Assigned task —
Top to bottom, output the entries that follow exactly.

[Start of section]

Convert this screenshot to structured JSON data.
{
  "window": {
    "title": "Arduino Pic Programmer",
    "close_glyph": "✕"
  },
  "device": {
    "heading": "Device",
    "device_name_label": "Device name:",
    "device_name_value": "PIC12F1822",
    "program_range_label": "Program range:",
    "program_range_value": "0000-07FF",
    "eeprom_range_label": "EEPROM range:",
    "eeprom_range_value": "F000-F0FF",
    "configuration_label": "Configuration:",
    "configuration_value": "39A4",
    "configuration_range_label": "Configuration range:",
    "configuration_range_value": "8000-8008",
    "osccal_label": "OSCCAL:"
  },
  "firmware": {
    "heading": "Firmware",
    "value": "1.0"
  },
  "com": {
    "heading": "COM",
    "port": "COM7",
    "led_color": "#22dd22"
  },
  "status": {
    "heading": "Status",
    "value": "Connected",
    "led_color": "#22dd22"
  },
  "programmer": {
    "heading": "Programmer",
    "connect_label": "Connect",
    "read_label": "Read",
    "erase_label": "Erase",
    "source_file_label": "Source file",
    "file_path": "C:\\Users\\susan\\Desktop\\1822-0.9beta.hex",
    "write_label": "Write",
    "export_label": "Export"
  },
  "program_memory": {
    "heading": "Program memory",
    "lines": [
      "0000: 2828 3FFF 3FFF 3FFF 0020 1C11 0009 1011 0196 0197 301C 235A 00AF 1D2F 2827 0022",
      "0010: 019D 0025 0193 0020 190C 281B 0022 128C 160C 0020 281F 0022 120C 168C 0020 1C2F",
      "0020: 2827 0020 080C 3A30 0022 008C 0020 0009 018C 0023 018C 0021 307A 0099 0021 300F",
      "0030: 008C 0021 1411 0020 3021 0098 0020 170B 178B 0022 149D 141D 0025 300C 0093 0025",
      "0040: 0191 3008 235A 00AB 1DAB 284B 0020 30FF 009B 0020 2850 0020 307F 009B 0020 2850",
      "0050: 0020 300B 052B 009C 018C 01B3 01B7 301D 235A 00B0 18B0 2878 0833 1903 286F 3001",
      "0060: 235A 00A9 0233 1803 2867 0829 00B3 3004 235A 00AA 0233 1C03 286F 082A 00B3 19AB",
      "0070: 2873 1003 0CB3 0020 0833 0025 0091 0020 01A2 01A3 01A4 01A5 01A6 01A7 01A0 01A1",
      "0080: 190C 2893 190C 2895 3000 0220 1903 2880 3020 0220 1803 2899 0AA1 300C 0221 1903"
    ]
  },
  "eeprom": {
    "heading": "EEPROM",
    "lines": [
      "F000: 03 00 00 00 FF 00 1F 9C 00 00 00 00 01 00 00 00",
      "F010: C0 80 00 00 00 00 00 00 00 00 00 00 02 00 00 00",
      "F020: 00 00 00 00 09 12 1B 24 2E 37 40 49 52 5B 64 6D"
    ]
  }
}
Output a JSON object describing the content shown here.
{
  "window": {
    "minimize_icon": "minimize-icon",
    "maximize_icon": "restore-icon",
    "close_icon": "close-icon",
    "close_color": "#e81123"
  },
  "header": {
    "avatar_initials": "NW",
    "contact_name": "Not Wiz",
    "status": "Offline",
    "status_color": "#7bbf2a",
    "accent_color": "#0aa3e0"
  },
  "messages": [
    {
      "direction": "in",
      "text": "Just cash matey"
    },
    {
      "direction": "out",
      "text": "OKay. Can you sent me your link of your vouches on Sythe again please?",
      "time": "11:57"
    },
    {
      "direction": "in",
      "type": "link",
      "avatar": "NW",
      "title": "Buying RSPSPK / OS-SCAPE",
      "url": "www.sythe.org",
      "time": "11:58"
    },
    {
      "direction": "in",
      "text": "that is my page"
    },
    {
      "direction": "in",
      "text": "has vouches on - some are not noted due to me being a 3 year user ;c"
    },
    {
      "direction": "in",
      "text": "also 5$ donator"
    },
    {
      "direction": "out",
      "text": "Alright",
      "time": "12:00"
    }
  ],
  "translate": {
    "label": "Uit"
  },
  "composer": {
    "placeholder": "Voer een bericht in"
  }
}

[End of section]

Exercise solution —
Convert this screenshot to structured JSON data.
{
  "window": {
    "title": "Arduino Pic Programmer",
    "close_glyph": "✕"
  },
  "device": {
    "heading": "Device",
    "device_name_label": "Device name:",
    "device_name_value": "PIC12F1822",
    "program_range_label": "Program range:",
    "program_range_value": "0000-07FF",
    "eeprom_range_label": "EEPROM range:",
    "eeprom_range_value": "F000-F0FF",
    "configuration_label": "Configuration:",
    "configuration_value": "39A4",
    "configuration_range_label": "Configuration range:",
    "configuration_range_value": "8000-8008",
    "osccal_label": "OSCCAL:"
  },
  "firmware": {
    "heading": "Firmware",
    "value": "1.0"
  },
  "com": {
    "heading": "COM",
    "port": "COM7",
    "led_color": "#22dd22"
  },
  "status": {
    "heading": "Status",
    "value": "Connected",
    "led_color": "#22dd22"
  },
  "programmer": {
    "heading": "Programmer",
    "connect_label": "Connect",
    "read_label": "Read",
    "erase_label": "Erase",
    "source_file_label": "Source file",
    "file_path": "C:\\Users\\susan\\Desktop\\1822-0.9beta.hex",
    "write_label": "Write",
    "export_label": "Export"
  },
  "program_memory": {
    "heading": "Program memory",
    "lines": [
      "0000: 2828 3FFF 3FFF 3FFF 0020 1C11 0009 1011 0196 0197 301C 235A 00AF 1D2F 2827 0022",
      "0010: 019D 0025 0193 0020 190C 281B 0022 128C 160C 0020 281F 0022 120C 168C 0020 1C2F",
      "0020: 2827 0020 080C 3A30 0022 008C 0020 0009 018C 0023 018C 0021 307A 0099 0021 300F",
      "0030: 008C 0021 1411 0020 3021 0098 0020 170B 178B 0022 149D 141D 0025 300C 0093 0025",
      "0040: 0191 3008 235A 00AB 1DAB 284B 0020 30FF 009B 0020 2850 0020 307F 009B 0020 2850",
      "0050: 0020 300B 052B 009C 018C 01B3 01B7 301D 235A 00B0 18B0 2878 0833 1903 286F 3001",
      "0060: 235A 00A9 0233 1803 2867 0829 00B3 3004 235A 00AA 0233 1C03 286F 082A 00B3 19AB",
      "0070: 2873 1003 0CB3 0020 0833 0025 0091 0020 01A2 01A3 01A4 01A5 01A6 01A7 01A0 01A1",
      "0080: 190C 2893 190C 2895 3000 0220 1903 2880 3020 0220 1803 2899 0AA1 300C 0221 1903"
    ]
  },
  "eeprom": {
    "heading": "EEPROM",
    "lines": [
      "F000: 03 00 00 00 FF 00 1F 9C 00 00 00 00 01 00 00 00",
      "F010: C0 80 00 00 00 00 00 00 00 00 00 00 02 00 00 00",
      "F020: 00 00 00 00 09 12 1B 24 2E 37 40 49 52 5B 64 6D"
    ]
  }
}
Output a JSON object describing the content shown here.
{
  "window": {
    "minimize_icon": "minimize-icon",
    "maximize_icon": "restore-icon",
    "close_icon": "close-icon",
    "close_color": "#e81123"
  },
  "header": {
    "avatar_initials": "NW",
    "contact_name": "Not Wiz",
    "status": "Offline",
    "status_color": "#7bbf2a",
    "accent_color": "#0aa3e0"
  },
  "messages": [
    {
      "direction": "in",
      "text": "Just cash matey"
    },
    {
      "direction": "out",
      "text": "OKay. Can you sent me your link of your vouches on Sythe again please?",
      "time": "11:57"
    },
    {
      "direction": "in",
      "type": "link",
      "avatar": "NW",
      "title": "Buying RSPSPK / OS-SCAPE",
      "url": "www.sythe.org",
      "time": "11:58"
    },
    {
      "direction": "in",
      "text": "that is my page"
    },
    {
      "direction": "in",
      "text": "has vouches on - some are not noted due to me being a 3 year user ;c"
    },
    {
      "direction": "in",
      "text": "also 5$ donator"
    },
    {
      "direction": "out",
      "text": "Alright",
      "time": "12:00"
    }
  ],
  "translate": {
    "label": "Uit"
  },
  "composer": {
    "placeholder": "Voer een bericht in"
  }
}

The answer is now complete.